Her sentimental journey turns out to be progrssively regressive. She pays her first call on college flame Richard Jordan, now working as a nontheatrical filmmaker in Denver, then goes on to get even with the high school lowlife who once humiliated her, John Belushi, and attempt imprompty sex therapy on a mentally disturbed boy, Keith Carradine, the kid brother of her preteen sweetheart who has perished in Vietnam.

Each episode reinforces the unsympathetic impression created by the heroine's original statement of her aim. Ostensibly seeking the key to Love of Self, she repeatedly humiliates herself and the "boyfriends." Curiously, Jordan appears to be the only legitimate boyfriend in her past. He's also so attractive-good-looking, good-natured, sane and unpretentious-that it's impossible to believe the heroine's claim that she thrice rejected his marriage proposal.

Jordan has put on a little weight and let his hair straggle. These details are in character, and they enhance his likability. A plump, unkempt look takes the edge off his smoothly handsome features, and this casually irresistible performance in a better movie would have made him a star at last. As it is you want him to run for cover when she turns up begging to be loved.

After Jordan rejects her desperate, out-of-the-blue marriage proposal, Shire scurries away to make trouble for the Belushi character, a poor slob still mired in his hometown, where he runs a tuxedo rental business by day and an amateur rock 'n' roll band by night. The heroine is supposed to be justified in degrading him, since he tattled on her after a backseat grope during their senior year.

Belushi's witty performance makes a shambles of this intention, at best a lame excuse for softcore comic relief.For one thing, Belushi is too entertaining to be resented.When he goes into his act, mimicking standard renditions of "Let's Rock" and "You Belong To Me," one wishes Twekesbury would junk those reaction shots of Talia Shire contemplating revenge. Better to just concentrate on that extraordinary comedian as he characterizes a third-rate talent trying to sustain a sense of self-importance. Belushi makes this loser's underlying melancholy so apparent and oddly affecting that the heroine seems cruel for wanting to get even. Can't she see how out of it he is?

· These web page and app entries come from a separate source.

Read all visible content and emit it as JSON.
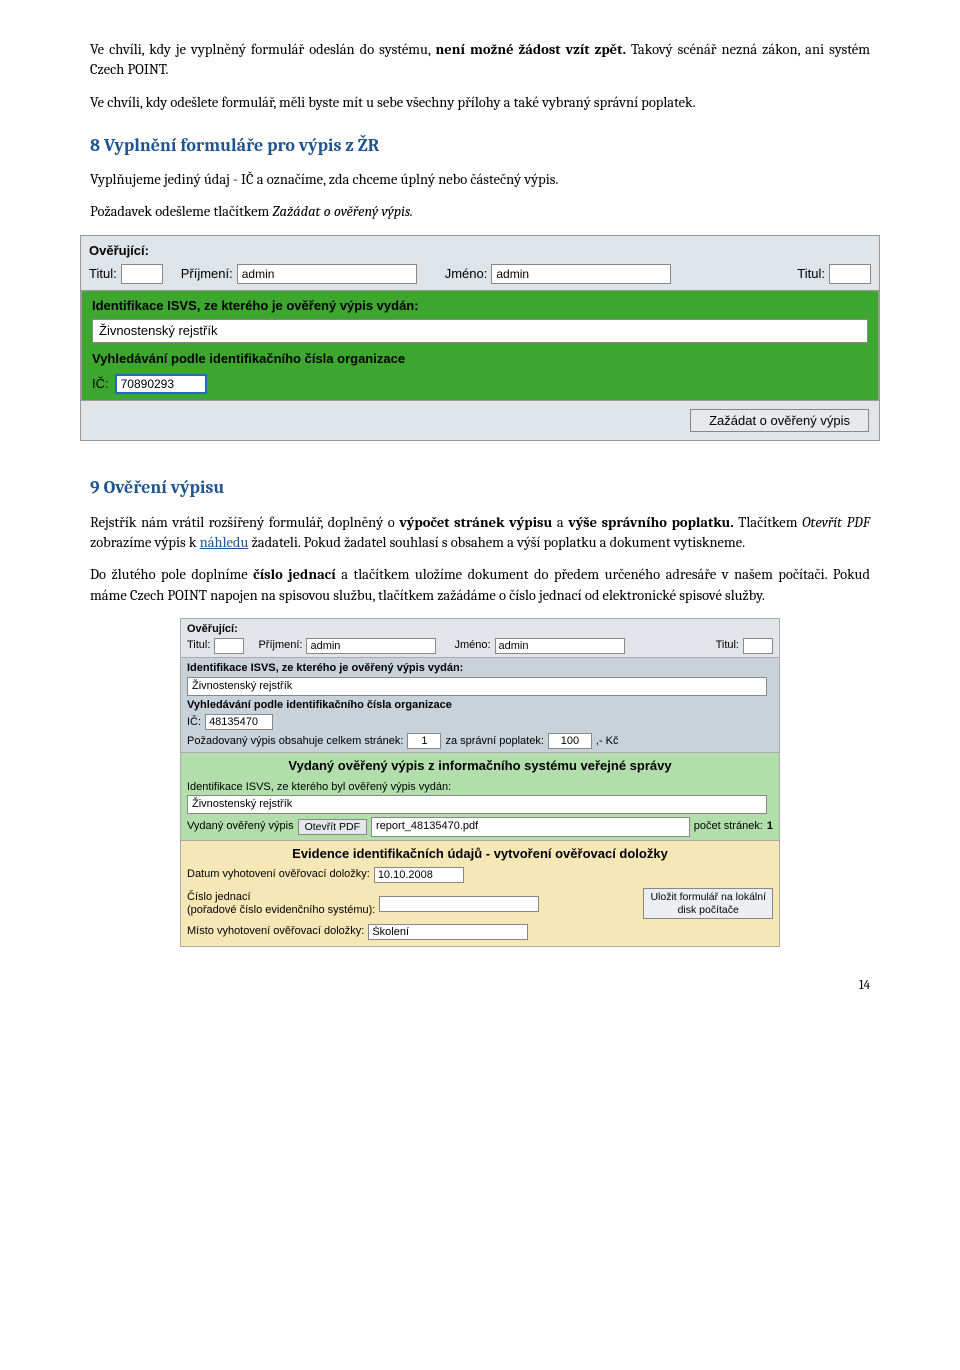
{
  "p1_a": "Ve chvíli, kdy je vyplněný formulář odeslán do systému, ",
  "p1_b": "není možné žádost vzít zpět.",
  "p1_c": " Takový scénář nezná zákon, ani systém Czech POINT.",
  "p2": "Ve chvíli, kdy odešlete formulář, měli byste mít u sebe všechny přílohy a také vybraný správní poplatek.",
  "h8": "8   Vyplnění formuláře pro výpis z ŽR",
  "p3": "Vyplňujeme jediný údaj - IČ a označíme, zda chceme úplný nebo částečný výpis.",
  "p4_a": "Požadavek odešleme tlačítkem ",
  "p4_b": "Zažádat o ověřený výpis.",
  "f1": {
    "overujici": "Ověřující:",
    "titul": "Titul:",
    "prijmeni": "Příjmení:",
    "jmeno": "Jméno:",
    "admin": "admin",
    "ident": "Identifikace ISVS, ze kterého je ověřený výpis vydán:",
    "zr": "Živnostenský rejstřík",
    "vyhled": "Vyhledávání podle identifikačního čísla organizace",
    "ic": "IČ:",
    "icval": "70890293",
    "btn": "Zažádat o ověřený výpis"
  },
  "h9": "9   Ověření výpisu",
  "p5_a": "Rejstřík nám vrátil rozšířený formulář, doplněný o ",
  "p5_b": "výpočet stránek výpisu",
  "p5_c": " a ",
  "p5_d": "výše správního poplatku.",
  "p5_e": " Tlačítkem ",
  "p5_f": "Otevřít PDF",
  "p5_g": " zobrazíme výpis k ",
  "p5_h": "náhledu",
  "p5_i": " žadateli. Pokud žadatel souhlasí s obsahem a výší poplatku a dokument vytiskneme.",
  "p6_a": "Do žlutého pole doplníme ",
  "p6_b": "číslo jednací",
  "p6_c": " a tlačítkem uložíme dokument do předem určeného adresáře v našem počítači. Pokud máme Czech POINT napojen na spisovou službu, tlačítkem zažádáme o číslo jednací od elektronické spisové služby.",
  "f2": {
    "overujici": "Ověřující:",
    "titul": "Titul:",
    "prijmeni": "Příjmení:",
    "jmeno": "Jméno:",
    "admin": "admin",
    "ident": "Identifikace ISVS, ze kterého je ověřený výpis vydán:",
    "zr": "Živnostenský rejstřík",
    "vyhled": "Vyhledávání podle identifikačního čísla organizace",
    "ic": "IČ:",
    "icval": "48135470",
    "pozad_a": "Požadovaný výpis obsahuje celkem stránek:",
    "pozad_b": "za správní poplatek:",
    "pozad_c": ",- Kč",
    "pages": "1",
    "fee": "100",
    "title_green": "Vydaný ověřený výpis z informačního systému veřejné správy",
    "ident2": "Identifikace ISVS, ze kterého byl ověřený výpis vydán:",
    "vydany": "Vydaný ověřený výpis",
    "openpdf": "Otevřít PDF",
    "pdfname": "report_48135470.pdf",
    "pocet": "počet stránek:",
    "pocetval": "1",
    "title_yellow": "Evidence identifikačních údajů - vytvoření ověřovací doložky",
    "datum": "Datum vyhotovení ověřovací doložky:",
    "datumval": "10.10.2008",
    "cislo_a": "Číslo jednací",
    "cislo_b": "(pořadové číslo evidenčního systému):",
    "save_a": "Uložit formulář na lokální",
    "save_b": "disk počítače",
    "misto": "Místo vyhotovení ověřovací doložky:",
    "mistoval": "Školení"
  },
  "pagenum": "14"
}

While Shire is busy seducing the simpleminded Carradine character, a worried Jordan tries to locate her. By this time we've learned that she's a clinical psychologist. Jordan turns up the revelation that she flaked out after her marriage collapsed. The peculiarly confused, hypocritical tendencies of the screenplay are resolved with an absurdly upbeat ending. While Shire must sit still for a stern paternal scolding from John Houseman, cast as Carradine's shrink, she is also let off the hook rather blithely, in time to look forward to a brighter tomorrow as Jordan's ever-lovin' headache.

But neither Shire not Tewkesbury can bring the morose little wretch to credible life. The character is the invention of male screenwriters, Paul and Leonard Schrader, and her neurotic excesses may owe more to their anxieties and resentments than anything else.

Nearly everyone else is interesting in some respect: Gerritt Graham as a pompous actor, William Bassett as the heroine's ex-husband, Bethel Leslie as Carradine's edgy mother, Nina Jordan as her father's sensible teen-age daughter and Buck Henry and P.J. Soles as a private investigator and his sexy secretary, encountered moments after some kind of spat.

With so many lively and amusing possibilities on the periphery, it seems a pity that "Old Boyfriends" should be doomed by a vacuous center. CAPTION: Picture, Talia Shire and John Belushi in "Old Boyfriends"